Pathway analysis and transcriptomics improve protein identification by shotgun proteomics from samples comprising small number of cells--a benchmarking study.

Sun J, Zhang GL, Li S, Ivanov AR, Fenyo D, Lisacek F, Murthy SK, Karger BL, Brusic V - BMC Genomics (2014)

Numbers of proteins identified in individual experiments and triplicate runs. The "intersection" stands for proteins detected in all three runs, "twice" stands for proteins identified in at least two of all three runs, while "union" stands for proteins detected in any one run of all three runs.
© Copyright Policy - open-access
Related In: Results  -  Collection

License 1 - License 2
Show All Figures
getmorefigures.php?uid=PMC4290587&req=5

Figure 2: Numbers of proteins identified in individual experiments and triplicate runs. The "intersection" stands for proteins detected in all three runs, "twice" stands for proteins identified in at least two of all three runs, while "union" stands for proteins detected in any one run of all three runs.
Mentions: The detected protein names were mapped to the approved gene symbols according to HGNC nomenclature (referred to as the approved gene symbols in the following text) [39], resulting in 4,957 identified and annotated proteins. The numbers of proteins identified in individual runs are shown in Figure 2. Larger samples yielded larger numbers of identified proteins, except for runs with 5,000-cell samples. This decline is the artefact of saturation of specific plot column [41] that was used this set of proteomics runs.

Bottom Line: These proteins were mapped to gene symbols and compared with gene sets representing canonical pathways, more than 4,000 genes were extracted from the enriched gene sets.The comparison of proteomics and transcriptomics data, suggests that highly expressed transcripts have high probability of protein expression.However, approximately 10% of expressed proteins could not be matched with the expressed transcripts.

View Article: PubMed Central - HTML - PubMed

ABSTRACT

Background: Proteomics research is enabled with the high-throughput technologies, but our ability to identify expressed proteome is limited in small samples. The coverage and consistency of proteome expression are critical problems in proteomics. Here, we propose pathway analysis and combination of microproteomics and transcriptomics analyses to improve mass-spectrometry protein identification from small size samples.

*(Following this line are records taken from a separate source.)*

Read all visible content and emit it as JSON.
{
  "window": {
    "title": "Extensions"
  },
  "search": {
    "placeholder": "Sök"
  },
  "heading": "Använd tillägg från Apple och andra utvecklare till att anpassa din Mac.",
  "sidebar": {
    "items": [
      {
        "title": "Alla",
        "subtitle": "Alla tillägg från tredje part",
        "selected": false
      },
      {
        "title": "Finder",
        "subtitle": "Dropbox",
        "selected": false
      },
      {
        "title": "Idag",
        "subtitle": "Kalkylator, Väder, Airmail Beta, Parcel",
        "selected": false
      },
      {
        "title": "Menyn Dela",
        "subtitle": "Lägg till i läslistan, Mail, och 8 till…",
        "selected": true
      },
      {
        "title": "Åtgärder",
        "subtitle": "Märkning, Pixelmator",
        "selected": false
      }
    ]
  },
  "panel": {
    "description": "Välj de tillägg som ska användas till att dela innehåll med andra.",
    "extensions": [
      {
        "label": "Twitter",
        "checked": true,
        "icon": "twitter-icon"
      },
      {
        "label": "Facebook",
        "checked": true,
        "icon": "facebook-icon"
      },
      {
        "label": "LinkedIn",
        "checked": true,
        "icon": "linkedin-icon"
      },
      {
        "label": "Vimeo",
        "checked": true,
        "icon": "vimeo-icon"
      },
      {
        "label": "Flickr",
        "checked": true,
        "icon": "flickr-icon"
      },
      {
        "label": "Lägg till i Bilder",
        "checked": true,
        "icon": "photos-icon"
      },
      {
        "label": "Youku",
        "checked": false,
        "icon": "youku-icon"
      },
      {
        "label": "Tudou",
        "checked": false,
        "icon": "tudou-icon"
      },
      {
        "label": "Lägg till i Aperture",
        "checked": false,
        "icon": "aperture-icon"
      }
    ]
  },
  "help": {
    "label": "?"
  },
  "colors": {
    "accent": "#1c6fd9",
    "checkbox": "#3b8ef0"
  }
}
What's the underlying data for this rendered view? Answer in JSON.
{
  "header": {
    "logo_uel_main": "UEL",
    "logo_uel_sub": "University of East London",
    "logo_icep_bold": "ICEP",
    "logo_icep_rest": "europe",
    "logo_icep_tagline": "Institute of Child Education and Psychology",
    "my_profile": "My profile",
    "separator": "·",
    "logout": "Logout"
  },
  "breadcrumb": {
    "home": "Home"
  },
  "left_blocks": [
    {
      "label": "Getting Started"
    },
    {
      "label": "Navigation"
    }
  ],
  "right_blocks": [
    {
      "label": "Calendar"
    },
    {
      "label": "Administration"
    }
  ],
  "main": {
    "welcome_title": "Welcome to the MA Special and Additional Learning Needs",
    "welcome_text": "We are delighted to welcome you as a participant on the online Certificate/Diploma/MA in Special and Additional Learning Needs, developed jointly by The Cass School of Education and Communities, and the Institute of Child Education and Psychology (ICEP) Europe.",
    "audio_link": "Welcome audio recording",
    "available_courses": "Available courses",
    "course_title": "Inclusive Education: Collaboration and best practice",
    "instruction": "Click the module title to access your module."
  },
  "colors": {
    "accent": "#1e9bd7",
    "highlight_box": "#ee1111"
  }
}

Results: Multiple proteomics runs using MCF-7 cell line detected 4,957 expressed proteins. About 80% of expressed proteins were present in MCF-7 transcripts data; highly expressed transcripts are more likely to have expressed proteins. Approximately 1,000 proteins were detected in each run of the small sample proteomics. These proteins were mapped to gene symbols and compared with gene sets representing canonical pathways, more than 4,000 genes were extracted from the enriched gene sets. The identified canonical pathways were largely overlapping between individual runs. Of identified pathways 182 were shared between three individual small sample runs.

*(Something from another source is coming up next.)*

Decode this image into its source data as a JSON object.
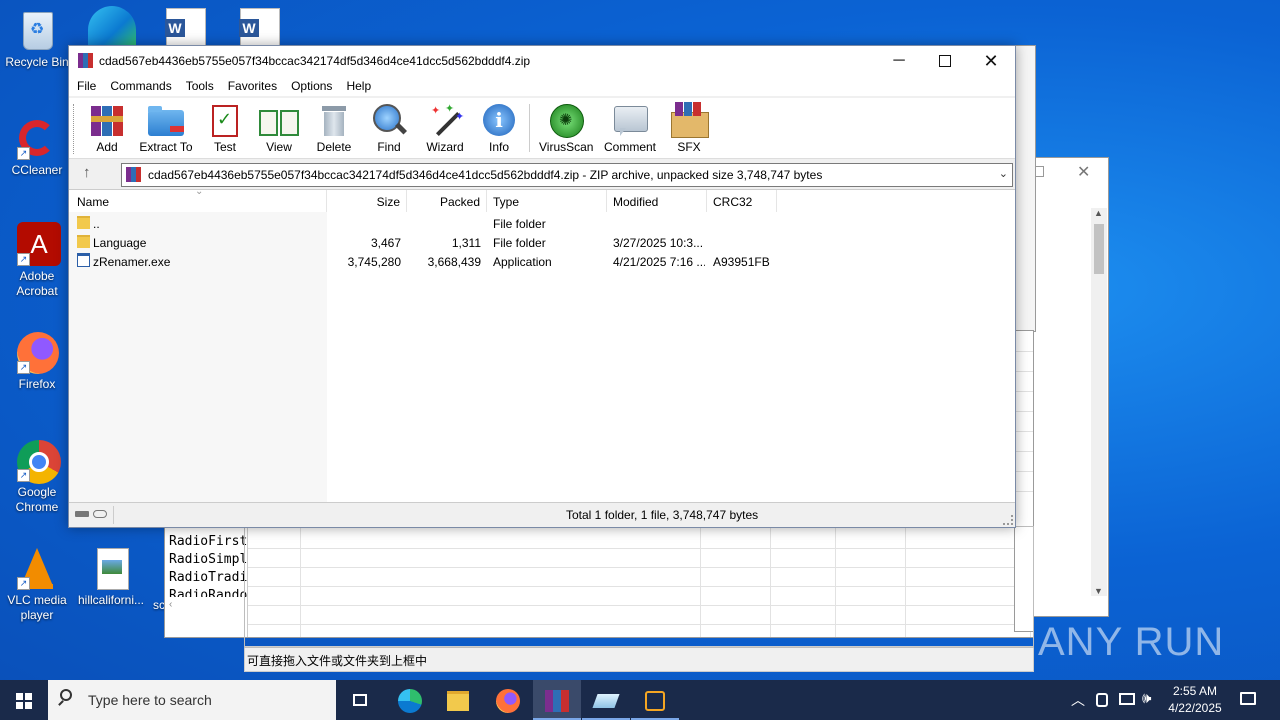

Conclusions: Current technologies enable us to directly detect 10% of expressed proteomes from small sample comprising as few as 50 cells. We used knowledge-based approaches to elucidate the missing proteome that can be verified by targeted proteomics. This knowledge-based approach includes pathway analysis and combination of gene expression and protein expression data for target prioritization. Genes present in both the enriched gene sets (canonical pathways collection) and in small sample proteomics data correspond to approximately 50% of expressed proteomes in larger sample proteomics data. In addition, 90% of targets from canonical pathways were estimated to be expressed. The comparison of proteomics and transcriptomics data, suggests that highly expressed transcripts have high probability of protein expression. However, approximately 10% of expressed proteins could not be matched with the expressed transcripts.

Show MeSH